Records from a data collection
********
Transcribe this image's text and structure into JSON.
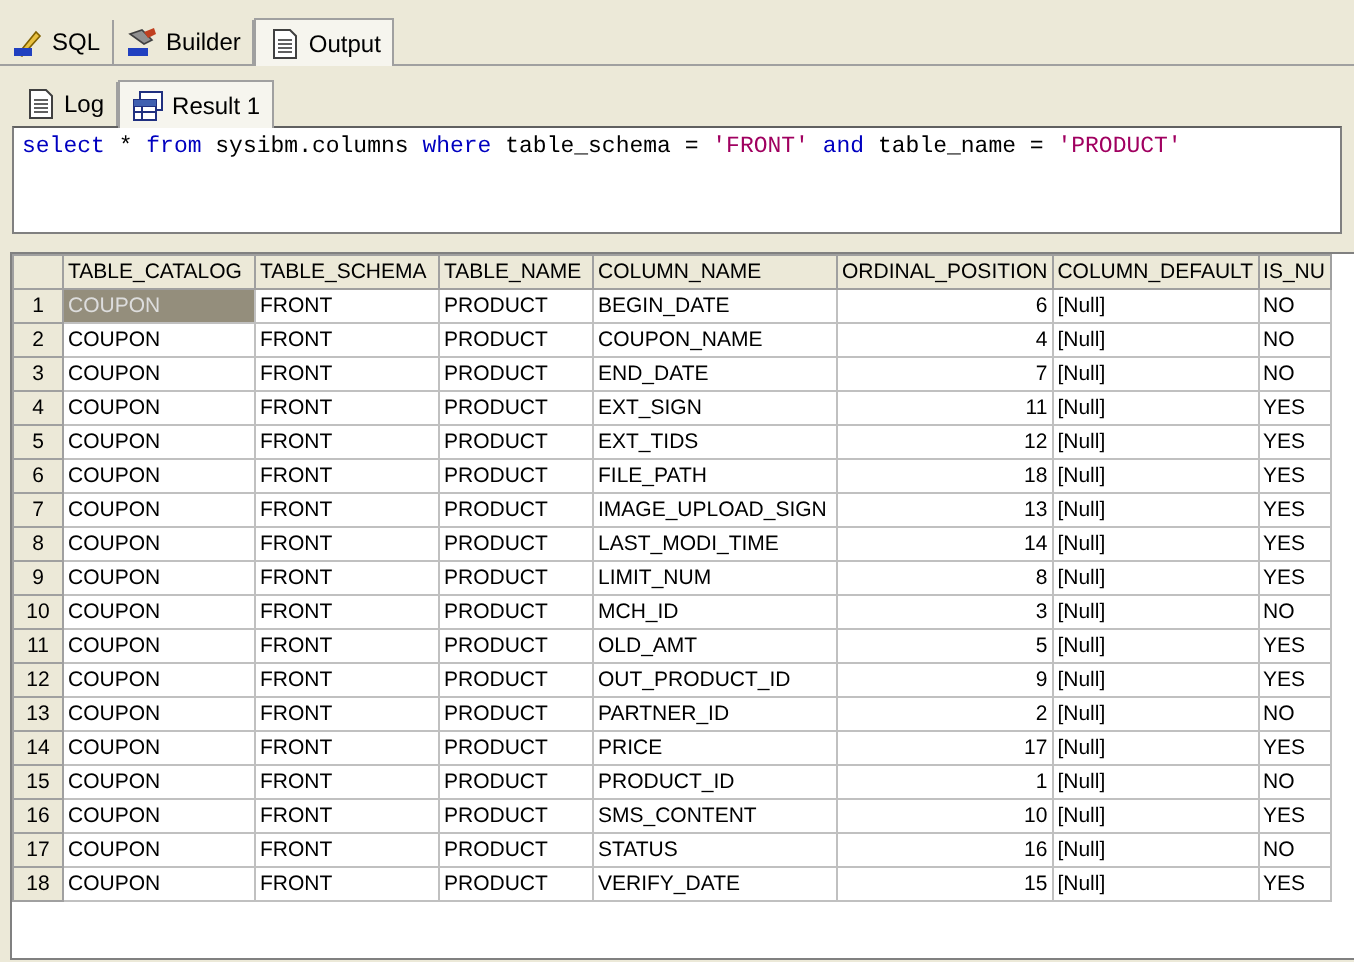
{
  "tabs": [
    {
      "label": "SQL",
      "selected": false
    },
    {
      "label": "Builder",
      "selected": false
    },
    {
      "label": "Output",
      "selected": true
    }
  ],
  "subtabs": [
    {
      "label": "Log",
      "selected": false
    },
    {
      "label": "Result 1",
      "selected": true
    }
  ],
  "query": [
    {
      "kind": "keyword",
      "text": "select"
    },
    {
      "kind": "text",
      "text": "*"
    },
    {
      "kind": "keyword",
      "text": "from"
    },
    {
      "kind": "text",
      "text": "sysibm.columns"
    },
    {
      "kind": "keyword",
      "text": "where"
    },
    {
      "kind": "text",
      "text": "table_schema ="
    },
    {
      "kind": "string",
      "text": "'FRONT'"
    },
    {
      "kind": "keyword",
      "text": "and"
    },
    {
      "kind": "text",
      "text": "table_name ="
    },
    {
      "kind": "string",
      "text": "'PRODUCT'"
    }
  ],
  "table": {
    "columns": [
      {
        "label": "TABLE_CATALOG",
        "kind": "text"
      },
      {
        "label": "TABLE_SCHEMA",
        "kind": "text"
      },
      {
        "label": "TABLE_NAME",
        "kind": "text"
      },
      {
        "label": "COLUMN_NAME",
        "kind": "text"
      },
      {
        "label": "ORDINAL_POSITION",
        "kind": "number"
      },
      {
        "label": "COLUMN_DEFAULT",
        "kind": "text"
      },
      {
        "label": "IS_NU",
        "kind": "text"
      }
    ],
    "rows": [
      {
        "number": "1",
        "selected": true,
        "cells": [
          "COUPON",
          "FRONT",
          "PRODUCT",
          "BEGIN_DATE",
          "6",
          "[Null]",
          "NO"
        ]
      },
      {
        "number": "2",
        "selected": false,
        "cells": [
          "COUPON",
          "FRONT",
          "PRODUCT",
          "COUPON_NAME",
          "4",
          "[Null]",
          "NO"
        ]
      },
      {
        "number": "3",
        "selected": false,
        "cells": [
          "COUPON",
          "FRONT",
          "PRODUCT",
          "END_DATE",
          "7",
          "[Null]",
          "NO"
        ]
      },
      {
        "number": "4",
        "selected": false,
        "cells": [
          "COUPON",
          "FRONT",
          "PRODUCT",
          "EXT_SIGN",
          "11",
          "[Null]",
          "YES"
        ]
      },
      {
        "number": "5",
        "selected": false,
        "cells": [
          "COUPON",
          "FRONT",
          "PRODUCT",
          "EXT_TIDS",
          "12",
          "[Null]",
          "YES"
        ]
      },
      {
        "number": "6",
        "selected": false,
        "cells": [
          "COUPON",
          "FRONT",
          "PRODUCT",
          "FILE_PATH",
          "18",
          "[Null]",
          "YES"
        ]
      },
      {
        "number": "7",
        "selected": false,
        "cells": [
          "COUPON",
          "FRONT",
          "PRODUCT",
          "IMAGE_UPLOAD_SIGN",
          "13",
          "[Null]",
          "YES"
        ]
      },
      {
        "number": "8",
        "selected": false,
        "cells": [
          "COUPON",
          "FRONT",
          "PRODUCT",
          "LAST_MODI_TIME",
          "14",
          "[Null]",
          "YES"
        ]
      },
      {
        "number": "9",
        "selected": false,
        "cells": [
          "COUPON",
          "FRONT",
          "PRODUCT",
          "LIMIT_NUM",
          "8",
          "[Null]",
          "YES"
        ]
      },
      {
        "number": "10",
        "selected": false,
        "cells": [
          "COUPON",
          "FRONT",
          "PRODUCT",
          "MCH_ID",
          "3",
          "[Null]",
          "NO"
        ]
      },
      {
        "number": "11",
        "selected": false,
        "cells": [
          "COUPON",
          "FRONT",
          "PRODUCT",
          "OLD_AMT",
          "5",
          "[Null]",
          "YES"
        ]
      },
      {
        "number": "12",
        "selected": false,
        "cells": [
          "COUPON",
          "FRONT",
          "PRODUCT",
          "OUT_PRODUCT_ID",
          "9",
          "[Null]",
          "YES"
        ]
      },
      {
        "number": "13",
        "selected": false,
        "cells": [
          "COUPON",
          "FRONT",
          "PRODUCT",
          "PARTNER_ID",
          "2",
          "[Null]",
          "NO"
        ]
      },
      {
        "number": "14",
        "selected": false,
        "cells": [
          "COUPON",
          "FRONT",
          "PRODUCT",
          "PRICE",
          "17",
          "[Null]",
          "YES"
        ]
      },
      {
        "number": "15",
        "selected": false,
        "cells": [
          "COUPON",
          "FRONT",
          "PRODUCT",
          "PRODUCT_ID",
          "1",
          "[Null]",
          "NO"
        ]
      },
      {
        "number": "16",
        "selected": false,
        "cells": [
          "COUPON",
          "FRONT",
          "PRODUCT",
          "SMS_CONTENT",
          "10",
          "[Null]",
          "YES"
        ]
      },
      {
        "number": "17",
        "selected": false,
        "cells": [
          "COUPON",
          "FRONT",
          "PRODUCT",
          "STATUS",
          "16",
          "[Null]",
          "NO"
        ]
      },
      {
        "number": "18",
        "selected": false,
        "cells": [
          "COUPON",
          "FRONT",
          "PRODUCT",
          "VERIFY_DATE",
          "15",
          "[Null]",
          "YES"
        ]
      }
    ]
  }
}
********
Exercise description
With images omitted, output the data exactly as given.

Solution to the problem
Transcribe this image's text and structure into JSON.
{
  "tabs": [
    {
      "label": "SQL",
      "selected": false
    },
    {
      "label": "Builder",
      "selected": false
    },
    {
      "label": "Output",
      "selected": true
    }
  ],
  "subtabs": [
    {
      "label": "Log",
      "selected": false
    },
    {
      "label": "Result 1",
      "selected": true
    }
  ],
  "query": [
    {
      "kind": "keyword",
      "text": "select"
    },
    {
      "kind": "text",
      "text": "*"
    },
    {
      "kind": "keyword",
      "text": "from"
    },
    {
      "kind": "text",
      "text": "sysibm.columns"
    },
    {
      "kind": "keyword",
      "text": "where"
    },
    {
      "kind": "text",
      "text": "table_schema ="
    },
    {
      "kind": "string",
      "text": "'FRONT'"
    },
    {
      "kind": "keyword",
      "text": "and"
    },
    {
      "kind": "text",
      "text": "table_name ="
    },
    {
      "kind": "string",
      "text": "'PRODUCT'"
    }
  ],
  "table": {
    "columns": [
      {
        "label": "TABLE_CATALOG",
        "kind": "text"
      },
      {
        "label": "TABLE_SCHEMA",
        "kind": "text"
      },
      {
        "label": "TABLE_NAME",
        "kind": "text"
      },
      {
        "label": "COLUMN_NAME",
        "kind": "text"
      },
      {
        "label": "ORDINAL_POSITION",
        "kind": "number"
      },
      {
        "label": "COLUMN_DEFAULT",
        "kind": "text"
      },
      {
        "label": "IS_NU",
        "kind": "text"
      }
    ],
    "rows": [
      {
        "number": "1",
        "selected": true,
        "cells": [
          "COUPON",
          "FRONT",
          "PRODUCT",
          "BEGIN_DATE",
          "6",
          "[Null]",
          "NO"
        ]
      },
      {
        "number": "2",
        "selected": false,
        "cells": [
          "COUPON",
          "FRONT",
          "PRODUCT",
          "COUPON_NAME",
          "4",
          "[Null]",
          "NO"
        ]
      },
      {
        "number": "3",
        "selected": false,
        "cells": [
          "COUPON",
          "FRONT",
          "PRODUCT",
          "END_DATE",
          "7",
          "[Null]",
          "NO"
        ]
      },
      {
        "number": "4",
        "selected": false,
        "cells": [
          "COUPON",
          "FRONT",
          "PRODUCT",
          "EXT_SIGN",
          "11",
          "[Null]",
          "YES"
        ]
      },
      {
        "number": "5",
        "selected": false,
        "cells": [
          "COUPON",
          "FRONT",
          "PRODUCT",
          "EXT_TIDS",
          "12",
          "[Null]",
          "YES"
        ]
      },
      {
        "number": "6",
        "selected": false,
        "cells": [
          "COUPON",
          "FRONT",
          "PRODUCT",
          "FILE_PATH",
          "18",
          "[Null]",
          "YES"
        ]
      },
      {
        "number": "7",
        "selected": false,
        "cells": [
          "COUPON",
          "FRONT",
          "PRODUCT",
          "IMAGE_UPLOAD_SIGN",
          "13",
          "[Null]",
          "YES"
        ]
      },
      {
        "number": "8",
        "selected": false,
        "cells": [
          "COUPON",
          "FRONT",
          "PRODUCT",
          "LAST_MODI_TIME",
          "14",
          "[Null]",
          "YES"
        ]
      },
      {
        "number": "9",
        "selected": false,
        "cells": [
          "COUPON",
          "FRONT",
          "PRODUCT",
          "LIMIT_NUM",
          "8",
          "[Null]",
          "YES"
        ]
      },
      {
        "number": "10",
        "selected": false,
        "cells": [
          "COUPON",
          "FRONT",
          "PRODUCT",
          "MCH_ID",
          "3",
          "[Null]",
          "NO"
        ]
      },
      {
        "number": "11",
        "selected": false,
        "cells": [
          "COUPON",
          "FRONT",
          "PRODUCT",
          "OLD_AMT",
          "5",
          "[Null]",
          "YES"
        ]
      },
      {
        "number": "12",
        "selected": false,
        "cells": [
          "COUPON",
          "FRONT",
          "PRODUCT",
          "OUT_PRODUCT_ID",
          "9",
          "[Null]",
          "YES"
        ]
      },
      {
        "number": "13",
        "selected": false,
        "cells": [
          "COUPON",
          "FRONT",
          "PRODUCT",
          "PARTNER_ID",
          "2",
          "[Null]",
          "NO"
        ]
      },
      {
        "number": "14",
        "selected": false,
        "cells": [
          "COUPON",
          "FRONT",
          "PRODUCT",
          "PRICE",
          "17",
          "[Null]",
          "YES"
        ]
      },
      {
        "number": "15",
        "selected": false,
        "cells": [
          "COUPON",
          "FRONT",
          "PRODUCT",
          "PRODUCT_ID",
          "1",
          "[Null]",
          "NO"
        ]
      },
      {
        "number": "16",
        "selected": false,
        "cells": [
          "COUPON",
          "FRONT",
          "PRODUCT",
          "SMS_CONTENT",
          "10",
          "[Null]",
          "YES"
        ]
      },
      {
        "number": "17",
        "selected": false,
        "cells": [
          "COUPON",
          "FRONT",
          "PRODUCT",
          "STATUS",
          "16",
          "[Null]",
          "NO"
        ]
      },
      {
        "number": "18",
        "selected": false,
        "cells": [
          "COUPON",
          "FRONT",
          "PRODUCT",
          "VERIFY_DATE",
          "15",
          "[Null]",
          "YES"
        ]
      }
    ]
  }
}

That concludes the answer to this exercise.